▶ _Given entries_:
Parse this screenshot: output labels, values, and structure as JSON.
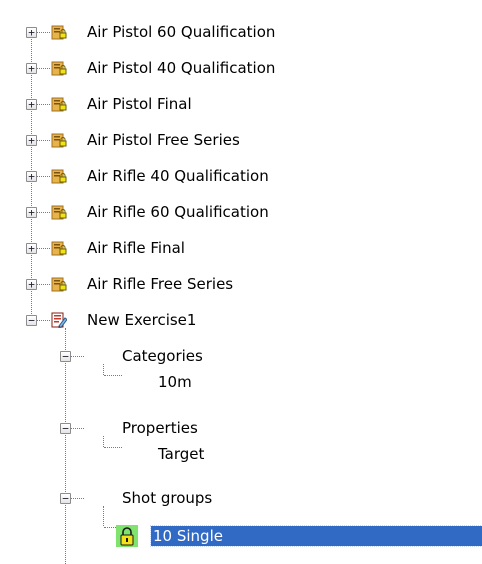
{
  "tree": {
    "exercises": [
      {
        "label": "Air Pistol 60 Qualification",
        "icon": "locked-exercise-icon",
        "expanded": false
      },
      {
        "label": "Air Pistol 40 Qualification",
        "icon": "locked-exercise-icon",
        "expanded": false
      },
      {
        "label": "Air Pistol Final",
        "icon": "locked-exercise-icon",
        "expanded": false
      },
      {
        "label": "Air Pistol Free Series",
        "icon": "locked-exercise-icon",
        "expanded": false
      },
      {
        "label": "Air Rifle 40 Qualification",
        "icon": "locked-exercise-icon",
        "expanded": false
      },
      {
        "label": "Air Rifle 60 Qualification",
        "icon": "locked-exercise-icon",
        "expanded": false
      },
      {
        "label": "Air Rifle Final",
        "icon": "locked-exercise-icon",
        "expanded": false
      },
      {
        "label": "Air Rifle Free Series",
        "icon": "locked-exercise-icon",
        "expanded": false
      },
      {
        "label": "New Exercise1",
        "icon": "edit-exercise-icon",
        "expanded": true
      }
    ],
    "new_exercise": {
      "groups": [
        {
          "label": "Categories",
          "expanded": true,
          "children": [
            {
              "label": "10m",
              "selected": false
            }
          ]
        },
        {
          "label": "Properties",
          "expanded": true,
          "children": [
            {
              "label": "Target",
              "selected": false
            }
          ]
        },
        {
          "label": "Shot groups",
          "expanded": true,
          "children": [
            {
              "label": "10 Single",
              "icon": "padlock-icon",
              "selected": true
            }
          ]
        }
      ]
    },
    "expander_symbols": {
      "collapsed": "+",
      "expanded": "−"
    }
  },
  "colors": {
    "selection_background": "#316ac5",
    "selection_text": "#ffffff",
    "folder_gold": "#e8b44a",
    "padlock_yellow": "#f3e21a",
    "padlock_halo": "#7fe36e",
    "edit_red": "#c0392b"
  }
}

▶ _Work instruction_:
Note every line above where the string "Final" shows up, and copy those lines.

▶ _Answer space_:
        "label": "Air Pistol Final",
        "label": "Air Rifle Final",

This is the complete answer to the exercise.